1 12 19

first_imgFor about 400 junior policemen in Bihar’s Samastipur district, a pledge of honesty is part of the application form for leave to perform Chhath puja. It comes with a rider: If they give a false declaration just to avail leave, their entire family would be visited by a curse. As the four-day Chhath puja (a festival of thanksgiving to the sun) gets underway in November in Bihar and some neighbouring States, the personnel in Samastipur seeking leave have been asked to swear in the name of the Chhath deity that they intend to perform the ritual themselves. If they fail to do so, a “curse may befall their children, and in fact the whole family.” The format of the pledge meant for policemen of junior rank went viral on social media on Wednesday, drawing protests from the men in uniform.“I …take a pledge in the name of the Chhath deity that I, myself, am observing Chhath puja for the last…years. Oh goddess Chhath! If I take leave on a lie, my children and my whole family will be cursed,” said a pledge form, filled up by a policeman in Samastipur and signed as Shri Narayan Singh. The four-day Chhath is considered a mahaparv (great festival) in Bihar and other eastern parts including neighbouring Uttar Pradesh. The festival, known for its austerity and piety, begins on Thursday.Association not amusedThe honesty pledge has not gone down well with the personnel. The president of the Bihar Policemen’s Association, Mrityunjay Singh, told journalists in Patna that the “pledge is tantamount to an assault on religious sentiments and betrays mistrust and doubts on the integrity of junior rank officials”. “Should they be subjected to such humiliation? I’m going to meet top officials at the police headquarters in this regard”, he added. On the official side, though, there was denial. Samastipur Superintendent of Police Vikash Burman said, “there is no official pledge form issued by the department for leave. We have taken serious note about such a report. A senior police officer has been asked to inquire.”Going a step further, Mr. Burman said there was no question of granting leave even with such a document, as leave for policemen had been cancelled by police headquarters in view of the Chhath festival, to ensure law and order.”Although there are around 400 junior personnel in Samastipur district, few had applied for leave for Chhath. “This is ridiculous. If we take leave to observe the greatest festival of our State, we are threatened with a curse on children and family members,” a district police officer from Samastipur said over phone.
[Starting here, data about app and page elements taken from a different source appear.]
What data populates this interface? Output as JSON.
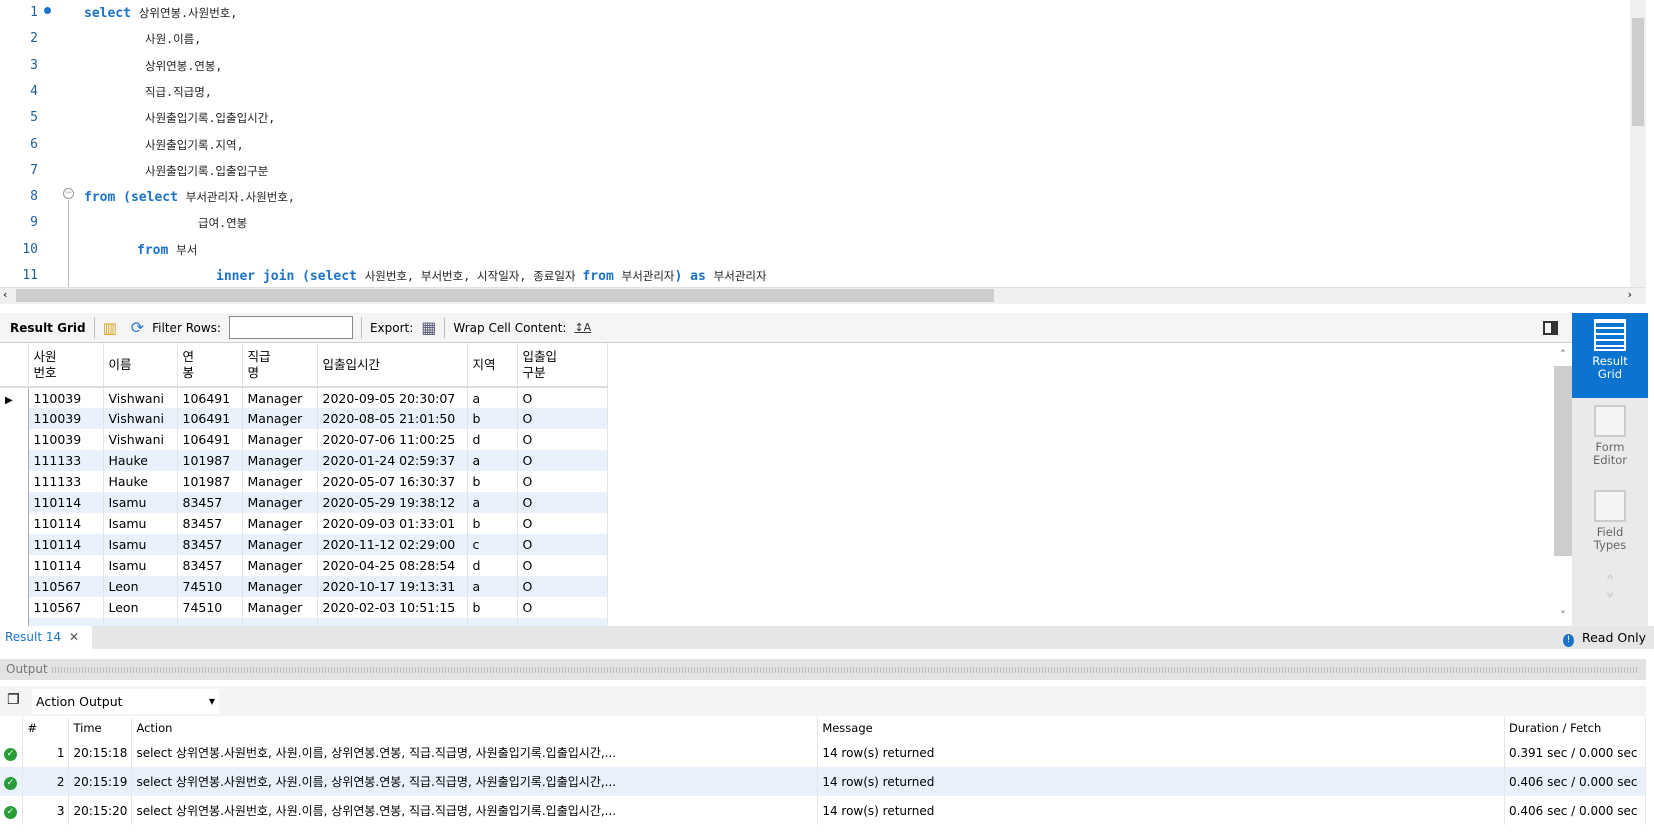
{
  "editor": {
    "lines": [
      {
        "n": "1",
        "indent": 84,
        "tokens": [
          {
            "k": "kw",
            "t": "select "
          },
          {
            "k": "tx",
            "t": "상위연봉.사원번호,"
          }
        ]
      },
      {
        "n": "2",
        "indent": 145,
        "tokens": [
          {
            "k": "tx",
            "t": "사원.이름,"
          }
        ]
      },
      {
        "n": "3",
        "indent": 145,
        "tokens": [
          {
            "k": "tx",
            "t": "상위연봉.연봉,"
          }
        ]
      },
      {
        "n": "4",
        "indent": 145,
        "tokens": [
          {
            "k": "tx",
            "t": "직급.직급명,"
          }
        ]
      },
      {
        "n": "5",
        "indent": 145,
        "tokens": [
          {
            "k": "tx",
            "t": "사원출입기록.입출입시간,"
          }
        ]
      },
      {
        "n": "6",
        "indent": 145,
        "tokens": [
          {
            "k": "tx",
            "t": "사원출입기록.지역,"
          }
        ]
      },
      {
        "n": "7",
        "indent": 145,
        "tokens": [
          {
            "k": "tx",
            "t": "사원출입기록.입출입구분"
          }
        ]
      },
      {
        "n": "8",
        "indent": 84,
        "tokens": [
          {
            "k": "kw",
            "t": "from ("
          },
          {
            "k": "kw",
            "t": "select "
          },
          {
            "k": "tx",
            "t": "부서관리자.사원번호,"
          }
        ]
      },
      {
        "n": "9",
        "indent": 198,
        "tokens": [
          {
            "k": "tx",
            "t": "급여.연봉"
          }
        ]
      },
      {
        "n": "10",
        "indent": 137,
        "tokens": [
          {
            "k": "kw",
            "t": "from "
          },
          {
            "k": "tx",
            "t": "부서"
          }
        ]
      },
      {
        "n": "11",
        "indent": 216,
        "tokens": [
          {
            "k": "kw",
            "t": "inner join ("
          },
          {
            "k": "kw",
            "t": "select "
          },
          {
            "k": "tx",
            "t": "사원번호, 부서번호, 시작일자, 종료일자 "
          },
          {
            "k": "kw",
            "t": "from "
          },
          {
            "k": "tx",
            "t": "부서관리자"
          },
          {
            "k": "kw",
            "t": ") as "
          },
          {
            "k": "tx",
            "t": "부서관리자"
          }
        ]
      }
    ]
  },
  "toolbar": {
    "result_grid": "Result Grid",
    "filter_rows": "Filter Rows:",
    "filter_value": "",
    "export": "Export:",
    "wrap": "Wrap Cell Content:"
  },
  "grid": {
    "columns": [
      "사원\n번호",
      "이름",
      "연\n봉",
      "직급\n명",
      "입출입시간",
      "지역",
      "입출입\n구분"
    ],
    "rows": [
      [
        "110039",
        "Vishwani",
        "106491",
        "Manager",
        "2020-09-05 20:30:07",
        "a",
        "O"
      ],
      [
        "110039",
        "Vishwani",
        "106491",
        "Manager",
        "2020-08-05 21:01:50",
        "b",
        "O"
      ],
      [
        "110039",
        "Vishwani",
        "106491",
        "Manager",
        "2020-07-06 11:00:25",
        "d",
        "O"
      ],
      [
        "111133",
        "Hauke",
        "101987",
        "Manager",
        "2020-01-24 02:59:37",
        "a",
        "O"
      ],
      [
        "111133",
        "Hauke",
        "101987",
        "Manager",
        "2020-05-07 16:30:37",
        "b",
        "O"
      ],
      [
        "110114",
        "Isamu",
        "83457",
        "Manager",
        "2020-05-29 19:38:12",
        "a",
        "O"
      ],
      [
        "110114",
        "Isamu",
        "83457",
        "Manager",
        "2020-09-03 01:33:01",
        "b",
        "O"
      ],
      [
        "110114",
        "Isamu",
        "83457",
        "Manager",
        "2020-11-12 02:29:00",
        "c",
        "O"
      ],
      [
        "110114",
        "Isamu",
        "83457",
        "Manager",
        "2020-04-25 08:28:54",
        "d",
        "O"
      ],
      [
        "110567",
        "Leon",
        "74510",
        "Manager",
        "2020-10-17 19:13:31",
        "a",
        "O"
      ],
      [
        "110567",
        "Leon",
        "74510",
        "Manager",
        "2020-02-03 10:51:15",
        "b",
        "O"
      ]
    ]
  },
  "side": {
    "result_grid": "Result\nGrid",
    "form_editor": "Form\nEditor",
    "field_types": "Field\nTypes"
  },
  "result_tab": {
    "label": "Result 14",
    "read_only": "Read Only"
  },
  "output": {
    "title": "Output",
    "dropdown": "Action Output",
    "headers": [
      "#",
      "Time",
      "Action",
      "Message",
      "Duration / Fetch"
    ],
    "rows": [
      [
        "1",
        "20:15:18",
        "select 상위연봉.사원번호,        사원.이름,        상위연봉.연봉,        직급.직급명,        사원출입기록.입출입시간,...",
        "14 row(s) returned",
        "0.391 sec / 0.000 sec"
      ],
      [
        "2",
        "20:15:19",
        "select 상위연봉.사원번호,        사원.이름,        상위연봉.연봉,        직급.직급명,        사원출입기록.입출입시간,...",
        "14 row(s) returned",
        "0.406 sec / 0.000 sec"
      ],
      [
        "3",
        "20:15:20",
        "select 상위연봉.사원번호,        사원.이름,        상위연봉.연봉,        직급.직급명,        사원출입기록.입출입시간,...",
        "14 row(s) returned",
        "0.406 sec / 0.000 sec"
      ]
    ]
  },
  "colors": {
    "accent": "#0a74d0",
    "keyword": "#1a73c8",
    "row_alt": "#e9f1fd",
    "success": "#2a9d3a"
  }
}
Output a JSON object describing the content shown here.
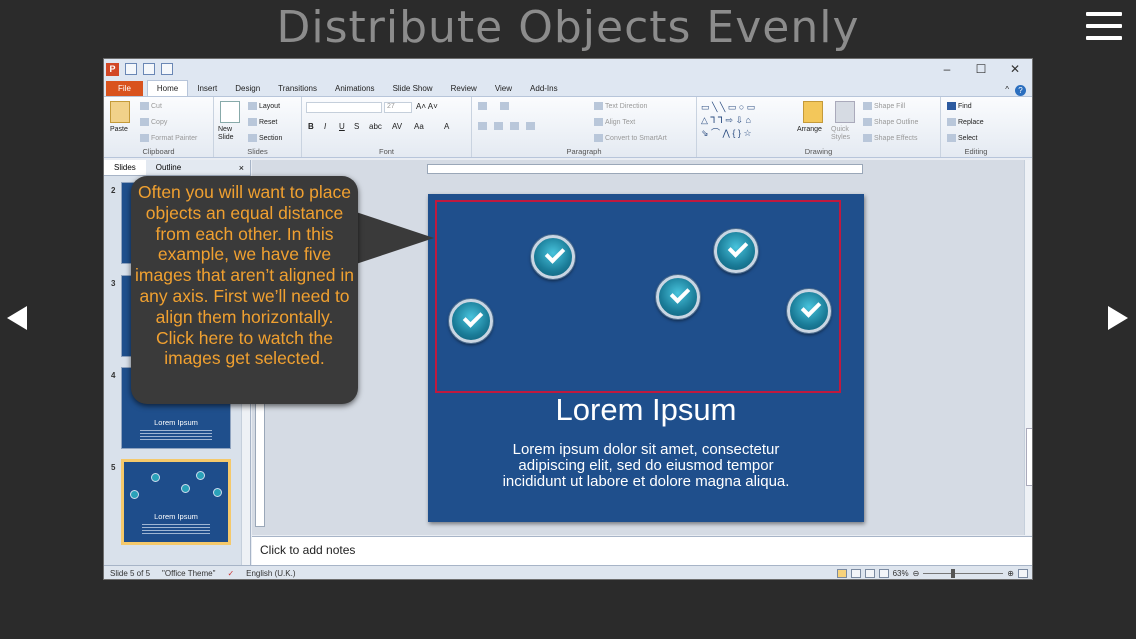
{
  "page": {
    "title": "Distribute Objects Evenly",
    "callout_text": "Often you will want to place objects an equal distance from each other. In this example, we have five images that aren’t aligned in any axis. First we’ll need to align them horizontally. Click here to watch the images get selected."
  },
  "ribbon": {
    "tabs": [
      "File",
      "Home",
      "Insert",
      "Design",
      "Transitions",
      "Animations",
      "Slide Show",
      "Review",
      "View",
      "Add-Ins"
    ],
    "active_tab": "Home",
    "clipboard": {
      "paste": "Paste",
      "cut": "Cut",
      "copy": "Copy",
      "format_painter": "Format Painter",
      "label": "Clipboard"
    },
    "slides": {
      "new_slide": "New Slide",
      "layout": "Layout",
      "reset": "Reset",
      "section": "Section",
      "label": "Slides"
    },
    "font": {
      "size": "27",
      "label": "Font"
    },
    "paragraph": {
      "text_direction": "Text Direction",
      "align_text": "Align Text",
      "convert_smartart": "Convert to SmartArt",
      "label": "Paragraph"
    },
    "drawing": {
      "arrange": "Arrange",
      "quick_styles": "Quick Styles",
      "shape_fill": "Shape Fill",
      "shape_outline": "Shape Outline",
      "shape_effects": "Shape Effects",
      "label": "Drawing"
    },
    "editing": {
      "find": "Find",
      "replace": "Replace",
      "select": "Select",
      "label": "Editing"
    }
  },
  "slides_panel": {
    "tab_slides": "Slides",
    "tab_outline": "Outline",
    "close": "×",
    "thumbs": [
      {
        "num": "2"
      },
      {
        "num": "3"
      },
      {
        "num": "4",
        "title": "Lorem Ipsum"
      },
      {
        "num": "5",
        "title": "Lorem Ipsum"
      }
    ]
  },
  "slide": {
    "title": "Lorem Ipsum",
    "body": "Lorem ipsum dolor sit amet, consectetur adipiscing elit, sed do eiusmod tempor incididunt ut labore et dolore magna aliqua."
  },
  "notes": {
    "placeholder": "Click to add notes"
  },
  "statusbar": {
    "slide": "Slide 5 of 5",
    "theme": "\"Office Theme\"",
    "language": "English (U.K.)",
    "zoom": "63%"
  },
  "window": {
    "minimize": "–",
    "maximize": "☐",
    "close": "✕"
  }
}
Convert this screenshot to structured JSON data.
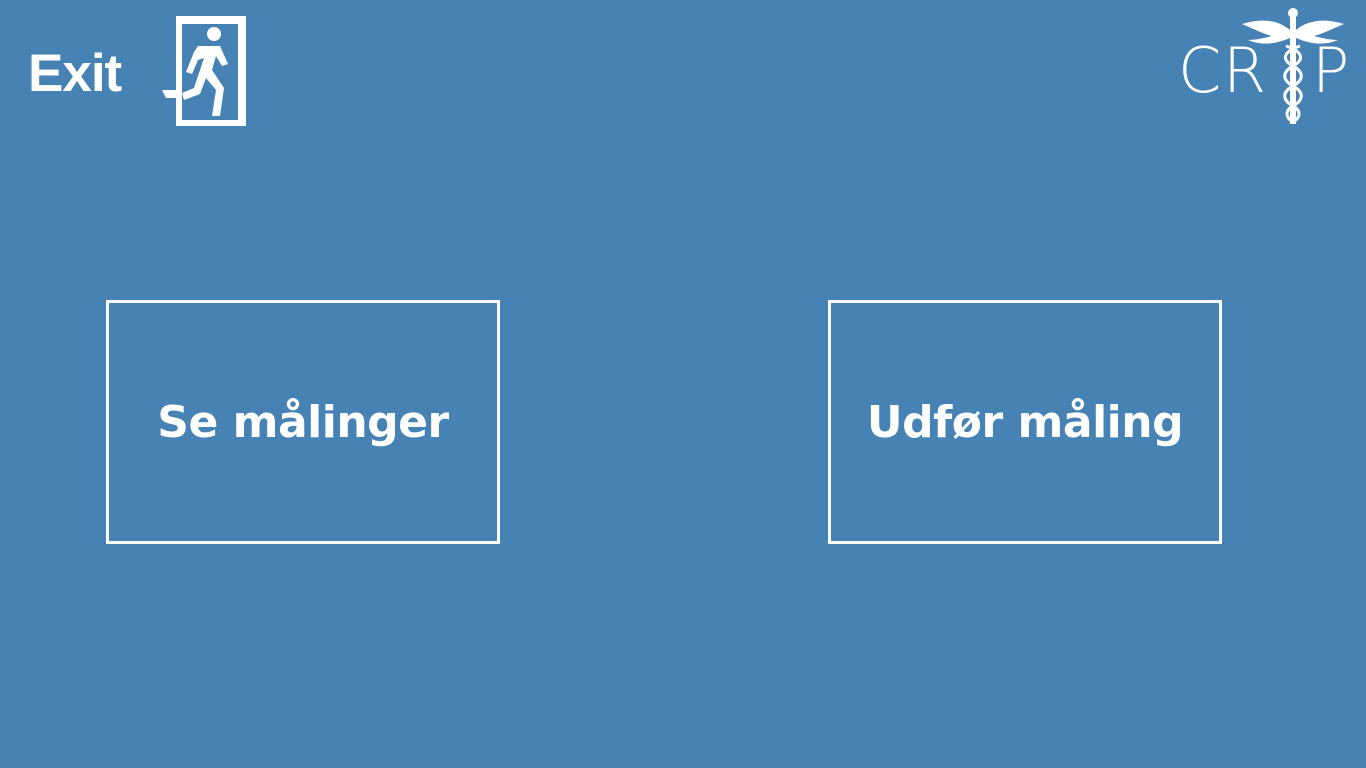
{
  "header": {
    "exit_label": "Exit",
    "exit_icon": "emergency-exit-icon",
    "logo_letters": [
      "C",
      "R",
      "P"
    ],
    "logo_icon": "caduceus-icon"
  },
  "menu": {
    "view_measurements_label": "Se målinger",
    "perform_measurement_label": "Udfør måling"
  },
  "colors": {
    "background": "#4682b4",
    "foreground": "#ffffff"
  }
}
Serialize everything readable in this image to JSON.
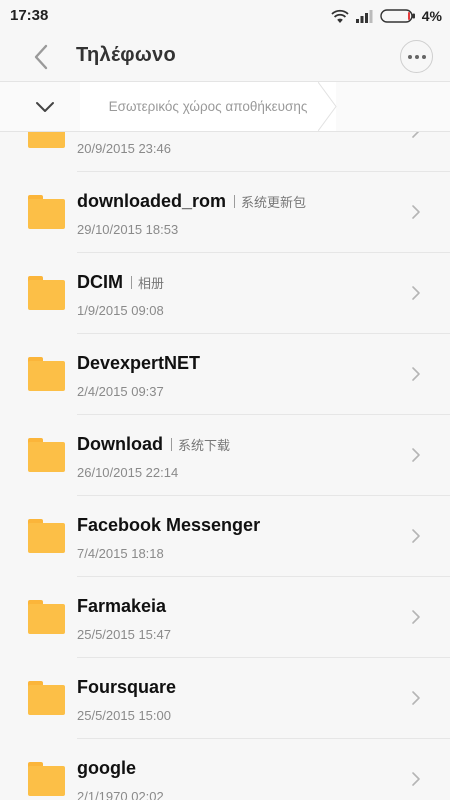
{
  "status_bar": {
    "time": "17:38",
    "battery": "4%"
  },
  "header": {
    "title": "Τηλέφωνο"
  },
  "breadcrumb": {
    "path": "Εσωτερικός χώρος αποθήκευσης"
  },
  "files": [
    {
      "name": "",
      "tag": "",
      "date": "20/9/2015 23:46"
    },
    {
      "name": "downloaded_rom",
      "tag": "系统更新包",
      "date": "29/10/2015 18:53"
    },
    {
      "name": "DCIM",
      "tag": "相册",
      "date": "1/9/2015 09:08"
    },
    {
      "name": "DevexpertNET",
      "tag": "",
      "date": "2/4/2015 09:37"
    },
    {
      "name": "Download",
      "tag": "系统下载",
      "date": "26/10/2015 22:14"
    },
    {
      "name": "Facebook Messenger",
      "tag": "",
      "date": "7/4/2015 18:18"
    },
    {
      "name": "Farmakeia",
      "tag": "",
      "date": "25/5/2015 15:47"
    },
    {
      "name": "Foursquare",
      "tag": "",
      "date": "25/5/2015 15:00"
    },
    {
      "name": "google",
      "tag": "",
      "date": "2/1/1970 02:02"
    }
  ]
}
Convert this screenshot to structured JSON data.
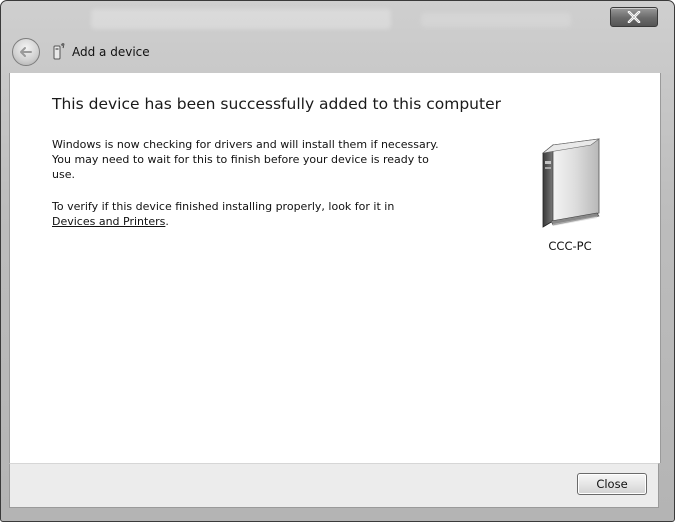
{
  "window": {
    "title": "Add a device"
  },
  "main": {
    "heading": "This device has been successfully added to this computer",
    "para1": "Windows is now checking for drivers and will install them if necessary. You may need to wait for this to finish before your device is ready to use.",
    "para2_text": "To verify if this device finished installing properly, look for it in",
    "para2_link": "Devices and Printers",
    "para2_suffix": "."
  },
  "device": {
    "label": "CCC-PC",
    "icon": "computer-tower-icon"
  },
  "footer": {
    "close_label": "Close"
  },
  "icons": {
    "back": "back-arrow-icon",
    "nav_device": "device-icon",
    "window_close": "close-icon"
  }
}
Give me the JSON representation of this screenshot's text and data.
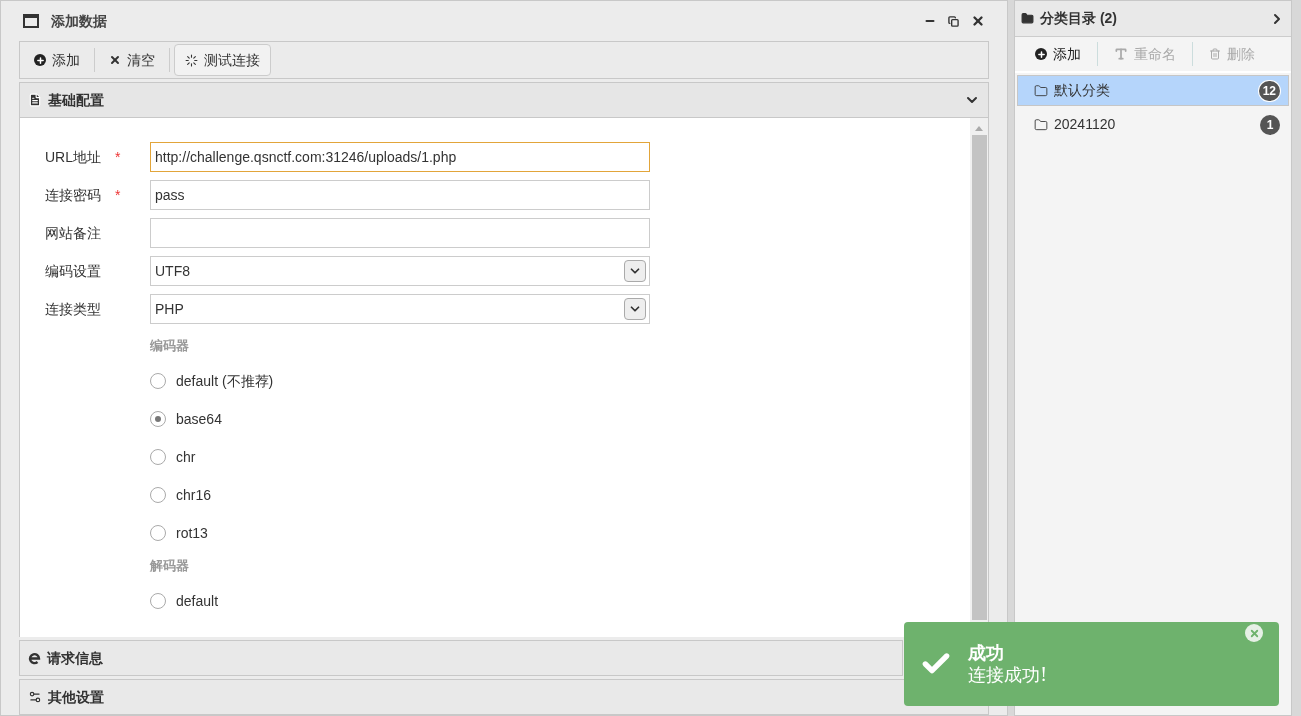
{
  "window": {
    "title": "添加数据"
  },
  "toolbar": [
    {
      "label": "添加"
    },
    {
      "label": "清空"
    },
    {
      "label": "测试连接"
    }
  ],
  "sections": [
    {
      "title": "基础配置",
      "expanded": true
    },
    {
      "title": "请求信息",
      "expanded": false
    },
    {
      "title": "其他设置",
      "expanded": false
    }
  ],
  "form": {
    "fields": [
      {
        "kind": "text",
        "label": "URL地址",
        "required_mark": "*",
        "value": "http://challenge.qsnctf.com:31246/uploads/1.php",
        "focused": true
      },
      {
        "kind": "text",
        "label": "连接密码",
        "required_mark": "*",
        "value": "pass",
        "focused": false
      },
      {
        "kind": "text",
        "label": "网站备注",
        "focused": false
      },
      {
        "kind": "select",
        "label": "编码设置",
        "value": "UTF8"
      },
      {
        "kind": "select",
        "label": "连接类型",
        "value": "PHP"
      }
    ],
    "groups": [
      {
        "title": "编码器",
        "options": [
          {
            "label": "default (不推荐)",
            "selected": false
          },
          {
            "label": "base64",
            "selected": true
          },
          {
            "label": "chr",
            "selected": false
          },
          {
            "label": "chr16",
            "selected": false
          },
          {
            "label": "rot13",
            "selected": false
          }
        ]
      },
      {
        "title": "解码器",
        "options": [
          {
            "label": "default",
            "selected": false
          }
        ]
      }
    ]
  },
  "sidebar": {
    "title": "分类目录 (2)",
    "actions": [
      {
        "label": "添加",
        "disabled": false
      },
      {
        "label": "重命名",
        "disabled": true
      },
      {
        "label": "删除",
        "disabled": true
      }
    ],
    "items": [
      {
        "name": "默认分类",
        "count": "12",
        "selected": true
      },
      {
        "name": "20241120",
        "count": "1",
        "selected": false
      }
    ]
  },
  "toast": {
    "title": "成功",
    "message": "连接成功!"
  }
}
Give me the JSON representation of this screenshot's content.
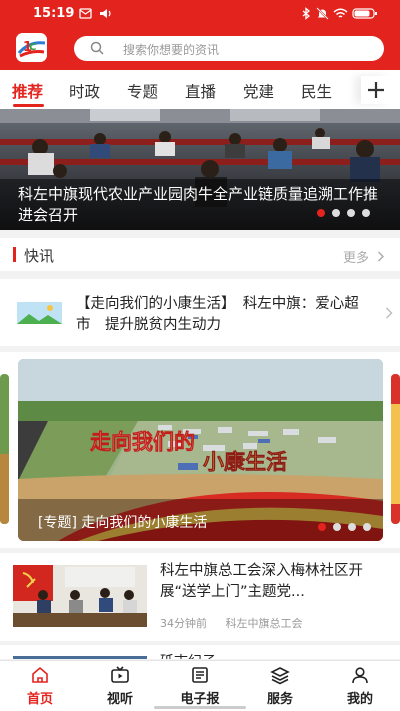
{
  "status_bar": {
    "time": "15:19",
    "battery": "81"
  },
  "search": {
    "placeholder": "搜索你想要的资讯"
  },
  "tabs": [
    {
      "label": "推荐",
      "active": true
    },
    {
      "label": "时政"
    },
    {
      "label": "专题"
    },
    {
      "label": "直播"
    },
    {
      "label": "党建"
    },
    {
      "label": "民生"
    }
  ],
  "hero": {
    "title": "科左中旗现代农业产业园肉牛全产业链质量追溯工作推进会召开"
  },
  "kuaixun": {
    "title": "快讯",
    "more": "更多",
    "item": "【走向我们的小康生活】　科左中旗：爱心超市　提升脱贫内生动力"
  },
  "special": {
    "caption": "[专题] 走向我们的小康生活",
    "image_text_1": "走向我们的",
    "image_text_2": "小康生活"
  },
  "news": [
    {
      "title": "科左中旗总工会深入梅林社区开展“送学上门”主题党...",
      "time": "34分钟前",
      "source": "科左中旗总工会"
    },
    {
      "title": "砥志纪子"
    }
  ],
  "bottom_nav": [
    {
      "label": "首页",
      "icon": "home-icon",
      "active": true
    },
    {
      "label": "视听",
      "icon": "tv-icon"
    },
    {
      "label": "电子报",
      "icon": "newspaper-icon"
    },
    {
      "label": "服务",
      "icon": "layers-icon"
    },
    {
      "label": "我的",
      "icon": "user-icon"
    }
  ],
  "colors": {
    "accent": "#e3241e"
  }
}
Did he apply for leave? The policeman was not ready to respond. Personnel posted in other districts of Bihar too objected to the honesty clause.last_img read more